Marble and granite are very popular materials for floors and countertops in upscale homes and businesses. As an aspiring entrepreneur looking to enter this space, there are many things to consider when making a granite and marble business investment. These include your startup capital, your existing skills and experience in the construction and interior design fields, your knowledge of granite and marble trends and your experience operating businesses.
Determine Your Business Model
There are a lot of different ways you can enter the marble and granite industry. These include but are not limited to:
- Importing marble and granite from quarries around the United States or around the world
- Distributing ready-made granite and marble products to builders and interior designers
- Operating a granite and/or marble fabrication shop
- Installing granite and marble products
- Cleaning, sealing, repairing and/or restoring granite and marble products
Your business model might include only one of these services, or it could involve two or more. For example, you might determine that you have the resources and skills to operate a business that installs granite and marble products and offers cleaning and repair services.
At this stage, you also determine your role in your granite and marble business. Determine whether you have the capacity and desire to handle physically working with granite, marble and the tools used to cut and transport them, the design vision and skills to create luxurious interiors with these materials or simply the financial resources to become a granite and marble business investment partner and work with a team that has these skills.
Create a Business Plan
Once you have a business model worked out, your next step is to create a business plan. Your business plan is the comprehensive document that covers everything related to your business, such as:
- Your business model
- How you will finance the business
- The business’s leadership team
- The business’s target audience and information about it
- The business’s day-to-day operations
- How the business will be marketed
- Projected business profits and expenses
- The business’s physical location
When developing your business plan, carefully consider what it will cost you to buy all the equipment you need to operate the business. This includes company vehicles and the cost to insure and maintain them. If your business model includes installing granite and/or marble products in clients’ homes or businesses, you will also need a contractors' license. Do not forget to budget for professional liability insurance to protect the business in the event of an accident.
After developing your business plan, register your business with the IRS and your state. At this stage, you will incorporate the business, which establishes it as its own legal and taxable entity, completely independent from you.
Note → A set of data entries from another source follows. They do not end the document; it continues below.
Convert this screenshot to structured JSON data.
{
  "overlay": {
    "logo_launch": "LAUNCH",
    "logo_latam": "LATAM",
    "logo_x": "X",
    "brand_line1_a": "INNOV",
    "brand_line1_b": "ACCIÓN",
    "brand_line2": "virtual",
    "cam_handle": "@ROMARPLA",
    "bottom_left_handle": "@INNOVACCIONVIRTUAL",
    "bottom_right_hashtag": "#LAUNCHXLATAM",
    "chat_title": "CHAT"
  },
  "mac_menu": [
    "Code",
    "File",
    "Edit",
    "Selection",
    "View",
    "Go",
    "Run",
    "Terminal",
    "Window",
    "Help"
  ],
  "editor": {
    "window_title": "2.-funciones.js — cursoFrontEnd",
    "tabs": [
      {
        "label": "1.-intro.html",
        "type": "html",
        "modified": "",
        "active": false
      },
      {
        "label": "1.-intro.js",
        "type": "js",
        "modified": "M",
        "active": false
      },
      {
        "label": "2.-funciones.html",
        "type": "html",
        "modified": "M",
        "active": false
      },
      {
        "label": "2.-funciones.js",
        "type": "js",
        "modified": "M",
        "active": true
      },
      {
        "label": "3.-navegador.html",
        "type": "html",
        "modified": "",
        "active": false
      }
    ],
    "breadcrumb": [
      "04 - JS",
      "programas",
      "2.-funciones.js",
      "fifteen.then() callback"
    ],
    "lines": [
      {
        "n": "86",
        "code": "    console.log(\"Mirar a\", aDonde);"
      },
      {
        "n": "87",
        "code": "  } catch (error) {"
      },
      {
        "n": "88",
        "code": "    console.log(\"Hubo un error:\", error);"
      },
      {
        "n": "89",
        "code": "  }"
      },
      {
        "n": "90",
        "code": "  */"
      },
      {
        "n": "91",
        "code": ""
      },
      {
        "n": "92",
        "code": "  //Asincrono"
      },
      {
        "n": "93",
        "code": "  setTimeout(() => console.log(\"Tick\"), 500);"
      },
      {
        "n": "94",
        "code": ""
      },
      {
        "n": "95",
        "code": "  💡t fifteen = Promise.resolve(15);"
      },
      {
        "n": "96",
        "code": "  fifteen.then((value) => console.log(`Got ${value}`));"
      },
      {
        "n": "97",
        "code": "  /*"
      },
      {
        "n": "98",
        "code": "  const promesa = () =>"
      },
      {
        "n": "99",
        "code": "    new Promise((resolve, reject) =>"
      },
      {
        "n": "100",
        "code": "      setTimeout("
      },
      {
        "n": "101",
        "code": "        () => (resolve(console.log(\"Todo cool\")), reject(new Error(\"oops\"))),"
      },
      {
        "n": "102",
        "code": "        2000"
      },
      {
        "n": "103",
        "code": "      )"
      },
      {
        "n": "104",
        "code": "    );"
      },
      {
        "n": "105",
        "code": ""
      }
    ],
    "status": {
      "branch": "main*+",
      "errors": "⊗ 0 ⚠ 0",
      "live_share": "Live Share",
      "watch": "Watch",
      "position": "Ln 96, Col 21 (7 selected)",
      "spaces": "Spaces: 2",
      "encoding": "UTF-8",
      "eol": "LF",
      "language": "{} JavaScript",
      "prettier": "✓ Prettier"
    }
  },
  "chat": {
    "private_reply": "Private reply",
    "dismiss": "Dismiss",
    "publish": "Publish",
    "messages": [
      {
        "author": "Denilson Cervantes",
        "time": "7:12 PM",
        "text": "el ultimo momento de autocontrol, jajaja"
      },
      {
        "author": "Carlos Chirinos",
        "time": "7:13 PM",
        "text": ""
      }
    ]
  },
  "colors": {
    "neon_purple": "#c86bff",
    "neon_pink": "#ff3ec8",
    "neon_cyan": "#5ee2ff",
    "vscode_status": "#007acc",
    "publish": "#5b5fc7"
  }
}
Upon registering your business with the IRS, it is assigned an employer identification number, which is the number used to identify your business for tax purposes.
Build Connections Within the Industry
Start building connections within the marble and granite industry and the larger construction industry before you open up shop. Connections develop when prospective clients and vendors know your company’s name and what you offer, so make it a priority to advertise your new business and get your business cards into the hands of others. Because marble and granite distribution, fabrication and installation are jobs that often involve traveling to the client and delivering a physical product in person, networking with local clients and vendors is a must. A few places where you can network effectively include:
- Local entrepreneurship organizations like BNI
- Events for real estate investors
- Construction trade shows
- Real estate networking events
- Social media groups focused on your local area
The right vendors and prospective clients with whom to network depend on the services your company provides. If you are a distributor or a fabricator, your ideal connections are granite and marble installers and general contractors. If you install granite, your client pool includes general contractors as well as homeowners and business owners of restaurants and retail shops who want to have granite or marble installed. Remember that the construction and real estate industries see a lot of crossover, so do not underestimate the potential business you can build by networking with real estate brokers.